“Have you talked to him?”
“We know of him, Dr. Pollack, and have plans to question him.”
I wanted to wrest the conversation away from possible suspects and back to Sherry’s background.
Fact is, I already knew Sherry came from a wealthy family; raised in
, the father a successful plastic surgeon; mother a homemaker.
But I wanted to get the story from him.
“You mentioned that Sherry always went her own way,” I began.
“Why did she leave the West Coast in the first place?”
Phillip’s face turned dark.
“She’s headstrong, that’s why.
I thought we had agreed that she would go to med school.
Her grades were excellent.
She had her pick of any of them: Stanford, UCLA, anywhere, even Harvard, if she insisted on going to the East Coast.
I had contacts at all of them.
But, no, she decided against them all.
She wanted to go someplace where I had no contacts, where she could get in on her own merits.
Vandenberg, she tells me, at the last minute!”
world-renowned,” I said.
“She did it to spite me…,” he said, sitting back down.
“You’re being hard on her again, Phillip,” I heard from across the room.
“Don’t be silly,” he said, glaring, and Rhonda turned away.
“I see,” I said.
There was obviously some bad blood there.
Sherry left home some five years ago, and never went back.
Rarely talks to her parents.
Hints of disagreements between Sherry and her father; maybe expecting a lot but never giving her the praise she may have craved.
So she gets a fellowship to the Vandenberg Institute – thinks that will please him.
But he wants her to do it his way.
They lock horns.
“But, still,” I said, “you must have been very proud of her when she discovered that blockbuster drug, Somnolux.”
“Of course we are,” Rhonda said from across the room.
Not a peep from her husband.
I think I get the picture.
Rejected daughter goes on to prove herself, but the father will never be satisfied, and the mother is too timid to get in the middle between them.

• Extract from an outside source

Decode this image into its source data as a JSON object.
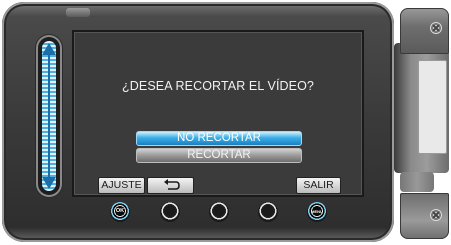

It explains her high level of ambition: always trying, at least in principle, to please a father who can’t be pleased. A recipe for success but not happiness. Unfortunately, it explains Sherry’s psyche but not who or why she was attacked.